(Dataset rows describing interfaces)
····················

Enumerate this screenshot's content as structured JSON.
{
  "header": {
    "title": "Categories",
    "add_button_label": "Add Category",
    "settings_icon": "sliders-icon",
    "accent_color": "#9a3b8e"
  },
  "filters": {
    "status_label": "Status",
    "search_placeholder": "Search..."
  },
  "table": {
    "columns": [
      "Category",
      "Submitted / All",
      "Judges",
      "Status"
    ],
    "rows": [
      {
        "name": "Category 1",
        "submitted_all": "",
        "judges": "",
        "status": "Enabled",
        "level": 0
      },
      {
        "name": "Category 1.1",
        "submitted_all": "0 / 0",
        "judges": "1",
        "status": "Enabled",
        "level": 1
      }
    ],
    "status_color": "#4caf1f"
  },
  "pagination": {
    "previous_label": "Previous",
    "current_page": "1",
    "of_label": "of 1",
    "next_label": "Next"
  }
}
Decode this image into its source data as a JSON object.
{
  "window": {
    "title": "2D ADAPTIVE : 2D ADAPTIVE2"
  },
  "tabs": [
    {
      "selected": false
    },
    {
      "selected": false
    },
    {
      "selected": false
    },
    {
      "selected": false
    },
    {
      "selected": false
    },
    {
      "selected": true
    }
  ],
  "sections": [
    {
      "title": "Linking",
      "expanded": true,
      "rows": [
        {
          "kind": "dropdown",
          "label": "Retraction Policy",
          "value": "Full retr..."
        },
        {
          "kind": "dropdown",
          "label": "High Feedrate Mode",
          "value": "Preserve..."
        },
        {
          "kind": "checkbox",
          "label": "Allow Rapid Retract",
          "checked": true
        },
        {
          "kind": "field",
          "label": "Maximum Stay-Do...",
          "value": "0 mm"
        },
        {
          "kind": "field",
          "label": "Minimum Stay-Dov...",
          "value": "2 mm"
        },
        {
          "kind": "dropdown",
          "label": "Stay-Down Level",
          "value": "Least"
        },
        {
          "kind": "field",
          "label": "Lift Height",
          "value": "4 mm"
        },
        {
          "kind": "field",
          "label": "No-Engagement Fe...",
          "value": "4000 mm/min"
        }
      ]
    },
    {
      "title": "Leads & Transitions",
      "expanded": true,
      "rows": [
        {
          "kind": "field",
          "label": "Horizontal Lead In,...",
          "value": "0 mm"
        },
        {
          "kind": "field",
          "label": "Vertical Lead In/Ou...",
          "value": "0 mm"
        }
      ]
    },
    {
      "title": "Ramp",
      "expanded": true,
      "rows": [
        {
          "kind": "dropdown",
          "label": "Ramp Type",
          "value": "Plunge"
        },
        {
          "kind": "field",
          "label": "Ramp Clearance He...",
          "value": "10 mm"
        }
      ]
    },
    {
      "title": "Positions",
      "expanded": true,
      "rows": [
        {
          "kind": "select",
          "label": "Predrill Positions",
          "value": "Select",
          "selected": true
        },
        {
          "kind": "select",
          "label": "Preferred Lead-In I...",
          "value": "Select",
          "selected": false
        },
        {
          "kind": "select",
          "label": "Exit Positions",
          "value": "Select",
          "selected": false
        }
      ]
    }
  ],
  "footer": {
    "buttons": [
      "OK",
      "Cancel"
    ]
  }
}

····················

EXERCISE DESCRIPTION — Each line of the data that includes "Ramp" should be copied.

SOLUTION —
      "title": "Ramp",
          "label": "Ramp Type",
          "label": "Ramp Clearance He...",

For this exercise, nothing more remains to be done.